> _Task brief_
Without dropping or altering a single word, give the listing again.

> _Source information_

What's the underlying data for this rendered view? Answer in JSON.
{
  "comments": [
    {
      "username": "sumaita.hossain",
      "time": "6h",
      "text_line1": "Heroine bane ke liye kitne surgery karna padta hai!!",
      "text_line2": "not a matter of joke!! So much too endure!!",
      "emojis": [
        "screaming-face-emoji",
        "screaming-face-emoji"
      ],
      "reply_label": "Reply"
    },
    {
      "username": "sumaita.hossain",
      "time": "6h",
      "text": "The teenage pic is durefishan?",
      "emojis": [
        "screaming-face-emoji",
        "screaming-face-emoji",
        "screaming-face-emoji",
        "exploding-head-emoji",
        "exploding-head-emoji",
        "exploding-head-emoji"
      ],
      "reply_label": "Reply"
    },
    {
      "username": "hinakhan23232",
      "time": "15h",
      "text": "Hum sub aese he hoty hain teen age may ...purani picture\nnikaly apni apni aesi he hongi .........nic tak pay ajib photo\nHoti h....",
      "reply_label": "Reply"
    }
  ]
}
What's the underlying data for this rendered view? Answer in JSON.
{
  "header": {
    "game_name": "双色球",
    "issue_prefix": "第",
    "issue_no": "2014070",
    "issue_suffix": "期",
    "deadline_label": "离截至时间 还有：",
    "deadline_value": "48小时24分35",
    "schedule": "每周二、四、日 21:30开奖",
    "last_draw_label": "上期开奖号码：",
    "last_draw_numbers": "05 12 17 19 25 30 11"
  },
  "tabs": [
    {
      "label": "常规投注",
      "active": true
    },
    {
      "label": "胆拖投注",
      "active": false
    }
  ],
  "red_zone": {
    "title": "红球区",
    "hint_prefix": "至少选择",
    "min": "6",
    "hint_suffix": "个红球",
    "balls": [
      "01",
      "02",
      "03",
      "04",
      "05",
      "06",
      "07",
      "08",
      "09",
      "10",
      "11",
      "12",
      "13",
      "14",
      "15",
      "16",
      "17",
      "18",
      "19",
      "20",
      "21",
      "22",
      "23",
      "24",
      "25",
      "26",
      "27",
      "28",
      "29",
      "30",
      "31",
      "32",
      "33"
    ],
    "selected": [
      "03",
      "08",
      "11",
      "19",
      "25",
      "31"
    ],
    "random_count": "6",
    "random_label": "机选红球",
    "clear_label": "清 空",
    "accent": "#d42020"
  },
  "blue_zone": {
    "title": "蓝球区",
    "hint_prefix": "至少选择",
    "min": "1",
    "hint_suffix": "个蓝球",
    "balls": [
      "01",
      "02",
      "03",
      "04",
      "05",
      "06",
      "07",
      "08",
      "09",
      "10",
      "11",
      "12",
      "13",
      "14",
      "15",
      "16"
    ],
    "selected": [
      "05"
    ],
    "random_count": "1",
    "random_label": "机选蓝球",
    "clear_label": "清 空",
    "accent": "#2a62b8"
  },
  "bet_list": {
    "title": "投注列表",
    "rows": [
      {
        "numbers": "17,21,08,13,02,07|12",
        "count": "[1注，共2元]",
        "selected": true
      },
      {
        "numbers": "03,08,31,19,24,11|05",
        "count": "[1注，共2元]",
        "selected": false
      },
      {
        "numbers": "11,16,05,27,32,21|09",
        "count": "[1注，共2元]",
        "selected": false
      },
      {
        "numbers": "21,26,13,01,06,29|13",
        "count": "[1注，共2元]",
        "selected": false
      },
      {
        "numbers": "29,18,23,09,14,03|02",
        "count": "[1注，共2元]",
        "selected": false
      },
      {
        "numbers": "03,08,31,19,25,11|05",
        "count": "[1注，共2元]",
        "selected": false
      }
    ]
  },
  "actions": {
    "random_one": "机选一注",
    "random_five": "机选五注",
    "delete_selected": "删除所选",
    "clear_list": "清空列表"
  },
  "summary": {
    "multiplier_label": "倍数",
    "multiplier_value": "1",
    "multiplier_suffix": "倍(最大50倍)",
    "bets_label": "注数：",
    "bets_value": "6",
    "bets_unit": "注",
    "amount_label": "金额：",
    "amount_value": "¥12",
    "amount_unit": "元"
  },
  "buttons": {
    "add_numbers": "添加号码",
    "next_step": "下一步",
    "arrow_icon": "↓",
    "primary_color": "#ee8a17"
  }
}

> _Written solution_
What's the underlying data for this rendered view? Answer in JSON.
{
  "comments": [
    {
      "username": "sumaita.hossain",
      "time": "6h",
      "text_line1": "Heroine bane ke liye kitne surgery karna padta hai!!",
      "text_line2": "not a matter of joke!! So much too endure!!",
      "emojis": [
        "screaming-face-emoji",
        "screaming-face-emoji"
      ],
      "reply_label": "Reply"
    },
    {
      "username": "sumaita.hossain",
      "time": "6h",
      "text": "The teenage pic is durefishan?",
      "emojis": [
        "screaming-face-emoji",
        "screaming-face-emoji",
        "screaming-face-emoji",
        "exploding-head-emoji",
        "exploding-head-emoji",
        "exploding-head-emoji"
      ],
      "reply_label": "Reply"
    },
    {
      "username": "hinakhan23232",
      "time": "15h",
      "text": "Hum sub aese he hoty hain teen age may ...purani picture\nnikaly apni apni aesi he hongi .........nic tak pay ajib photo\nHoti h....",
      "reply_label": "Reply"
    }
  ]
}
What's the underlying data for this rendered view? Answer in JSON.
{
  "header": {
    "game_name": "双色球",
    "issue_prefix": "第",
    "issue_no": "2014070",
    "issue_suffix": "期",
    "deadline_label": "离截至时间 还有：",
    "deadline_value": "48小时24分35",
    "schedule": "每周二、四、日 21:30开奖",
    "last_draw_label": "上期开奖号码：",
    "last_draw_numbers": "05 12 17 19 25 30 11"
  },
  "tabs": [
    {
      "label": "常规投注",
      "active": true
    },
    {
      "label": "胆拖投注",
      "active": false
    }
  ],
  "red_zone": {
    "title": "红球区",
    "hint_prefix": "至少选择",
    "min": "6",
    "hint_suffix": "个红球",
    "balls": [
      "01",
      "02",
      "03",
      "04",
      "05",
      "06",
      "07",
      "08",
      "09",
      "10",
      "11",
      "12",
      "13",
      "14",
      "15",
      "16",
      "17",
      "18",
      "19",
      "20",
      "21",
      "22",
      "23",
      "24",
      "25",
      "26",
      "27",
      "28",
      "29",
      "30",
      "31",
      "32",
      "33"
    ],
    "selected": [
      "03",
      "08",
      "11",
      "19",
      "25",
      "31"
    ],
    "random_count": "6",
    "random_label": "机选红球",
    "clear_label": "清 空",
    "accent": "#d42020"
  },
  "blue_zone": {
    "title": "蓝球区",
    "hint_prefix": "至少选择",
    "min": "1",
    "hint_suffix": "个蓝球",
    "balls": [
      "01",
      "02",
      "03",
      "04",
      "05",
      "06",
      "07",
      "08",
      "09",
      "10",
      "11",
      "12",
      "13",
      "14",
      "15",
      "16"
    ],
    "selected": [
      "05"
    ],
    "random_count": "1",
    "random_label": "机选蓝球",
    "clear_label": "清 空",
    "accent": "#2a62b8"
  },
  "bet_list": {
    "title": "投注列表",
    "rows": [
      {
        "numbers": "17,21,08,13,02,07|12",
        "count": "[1注，共2元]",
        "selected": true
      },
      {
        "numbers": "03,08,31,19,24,11|05",
        "count": "[1注，共2元]",
        "selected": false
      },
      {
        "numbers": "11,16,05,27,32,21|09",
        "count": "[1注，共2元]",
        "selected": false
      },
      {
        "numbers": "21,26,13,01,06,29|13",
        "count": "[1注，共2元]",
        "selected": false
      },
      {
        "numbers": "29,18,23,09,14,03|02",
        "count": "[1注，共2元]",
        "selected": false
      },
      {
        "numbers": "03,08,31,19,25,11|05",
        "count": "[1注，共2元]",
        "selected": false
      }
    ]
  },
  "actions": {
    "random_one": "机选一注",
    "random_five": "机选五注",
    "delete_selected": "删除所选",
    "clear_list": "清空列表"
  },
  "summary": {
    "multiplier_label": "倍数",
    "multiplier_value": "1",
    "multiplier_suffix": "倍(最大50倍)",
    "bets_label": "注数：",
    "bets_value": "6",
    "bets_unit": "注",
    "amount_label": "金额：",
    "amount_value": "¥12",
    "amount_unit": "元"
  },
  "buttons": {
    "add_numbers": "添加号码",
    "next_step": "下一步",
    "arrow_icon": "↓",
    "primary_color": "#ee8a17"
  }
}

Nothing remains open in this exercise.